*** Opening Input for this task ***

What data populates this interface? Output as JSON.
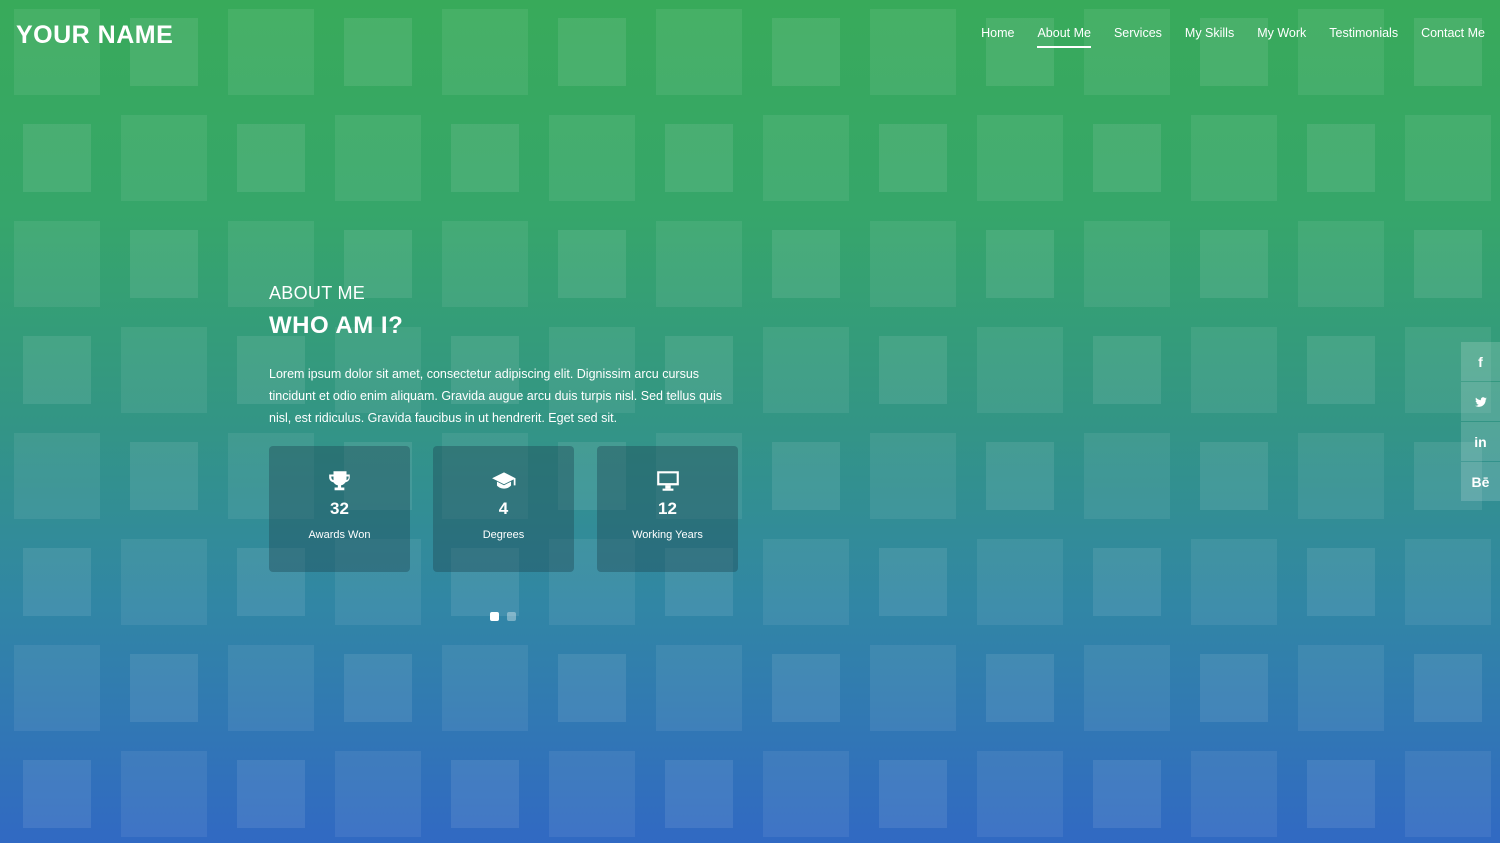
{
  "site": {
    "logo": "YOUR NAME"
  },
  "nav": {
    "items": [
      {
        "label": "Home"
      },
      {
        "label": "About Me"
      },
      {
        "label": "Services"
      },
      {
        "label": "My Skills"
      },
      {
        "label": "My Work"
      },
      {
        "label": "Testimonials"
      },
      {
        "label": "Contact Me"
      }
    ],
    "active": "About Me"
  },
  "about": {
    "eyebrow": "ABOUT ME",
    "headline": "WHO AM I?",
    "text": "Lorem ipsum dolor sit amet, consectetur adipiscing elit. Dignissim arcu cursus tincidunt et odio enim aliquam. Gravida augue arcu duis turpis nisl. Sed tellus quis nisl, est ridiculus. Gravida faucibus in ut hendrerit. Eget sed sit."
  },
  "stats": [
    {
      "icon": "trophy-icon",
      "number": "32",
      "label": "Awards Won"
    },
    {
      "icon": "graduation-cap-icon",
      "number": "4",
      "label": "Degrees"
    },
    {
      "icon": "desktop-monitor-icon",
      "number": "12",
      "label": "Working Years"
    }
  ],
  "slider": {
    "count": 2,
    "active_index": 0
  },
  "social": [
    {
      "icon": "facebook-icon",
      "glyph": "f"
    },
    {
      "icon": "twitter-icon",
      "glyph": ""
    },
    {
      "icon": "linkedin-icon",
      "glyph": "in"
    },
    {
      "icon": "behance-icon",
      "glyph": "Bē"
    }
  ],
  "colors": {
    "gradient_top": "#38aa5a",
    "gradient_bottom": "#3169c3",
    "card_background": "rgba(30,75,85,0.42)"
  }
}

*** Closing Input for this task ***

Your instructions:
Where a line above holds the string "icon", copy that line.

Answer for this exercise:
      "icon": "trophy-icon",
      "icon": "graduation-cap-icon",
      "icon": "desktop-monitor-icon",
      "icon": "facebook-icon",
      "icon": "twitter-icon",
      "icon": "linkedin-icon",
      "icon": "behance-icon",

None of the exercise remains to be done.